## How to complete this task
Your task is to copy each line of the records that includes the string "subtitle".

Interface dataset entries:
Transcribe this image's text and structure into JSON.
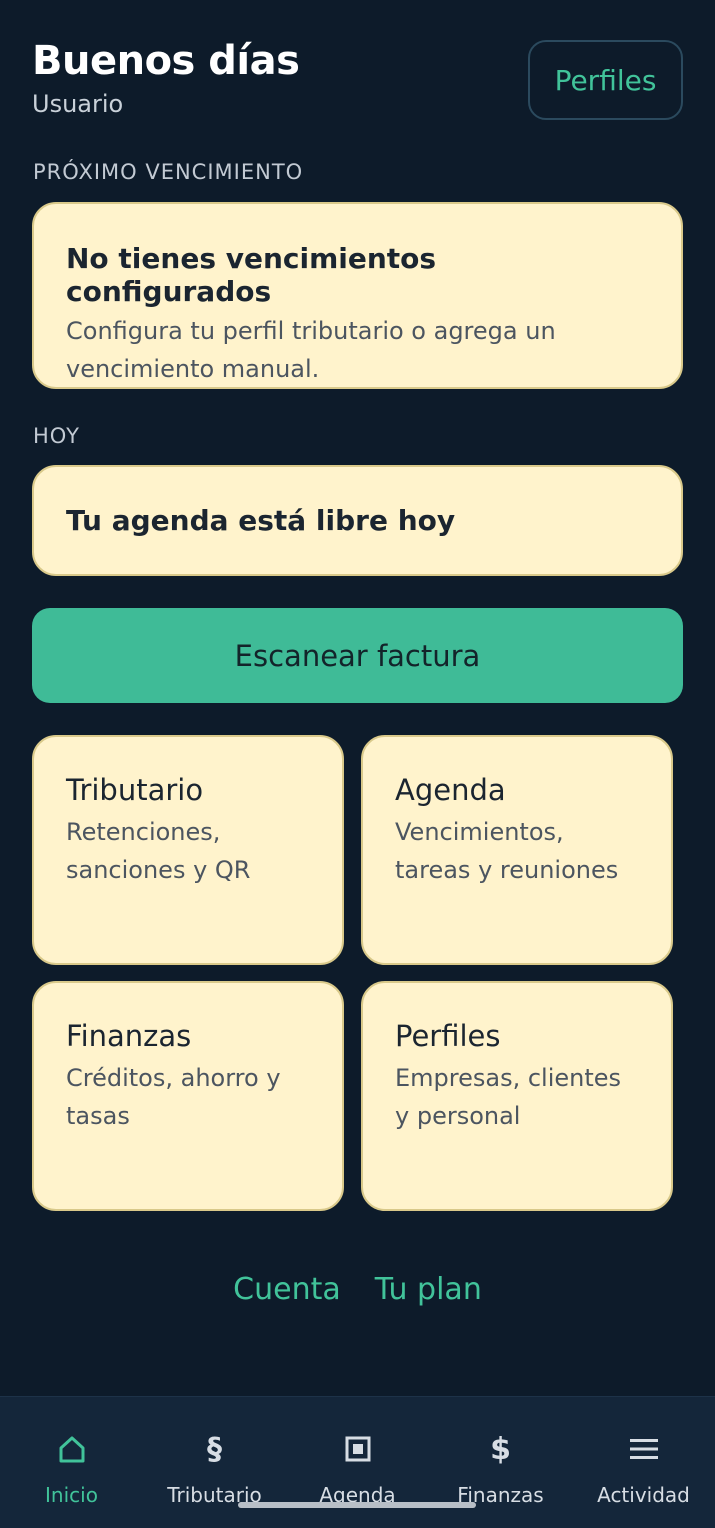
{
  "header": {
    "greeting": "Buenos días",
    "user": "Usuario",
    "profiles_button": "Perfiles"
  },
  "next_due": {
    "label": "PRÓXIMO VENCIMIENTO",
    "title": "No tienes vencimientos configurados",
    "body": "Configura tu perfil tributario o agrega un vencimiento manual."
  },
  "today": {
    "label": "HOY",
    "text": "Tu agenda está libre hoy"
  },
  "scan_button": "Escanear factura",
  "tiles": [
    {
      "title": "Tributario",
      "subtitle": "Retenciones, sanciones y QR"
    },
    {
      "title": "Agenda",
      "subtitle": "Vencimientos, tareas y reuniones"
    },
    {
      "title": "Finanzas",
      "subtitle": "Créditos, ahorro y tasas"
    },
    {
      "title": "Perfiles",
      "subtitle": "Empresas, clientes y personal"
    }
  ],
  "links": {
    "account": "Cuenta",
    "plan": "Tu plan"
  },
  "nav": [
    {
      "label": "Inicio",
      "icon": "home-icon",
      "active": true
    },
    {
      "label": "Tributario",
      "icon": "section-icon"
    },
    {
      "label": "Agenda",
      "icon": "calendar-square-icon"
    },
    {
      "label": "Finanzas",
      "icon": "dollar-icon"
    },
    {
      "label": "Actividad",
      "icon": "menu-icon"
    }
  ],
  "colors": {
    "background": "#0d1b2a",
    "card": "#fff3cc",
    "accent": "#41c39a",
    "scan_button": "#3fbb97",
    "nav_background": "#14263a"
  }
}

## Task output
      "subtitle": "Retenciones, sanciones y QR"
      "subtitle": "Vencimientos, tareas y reuniones"
      "subtitle": "Créditos, ahorro y tasas"
      "subtitle": "Empresas, clientes y personal"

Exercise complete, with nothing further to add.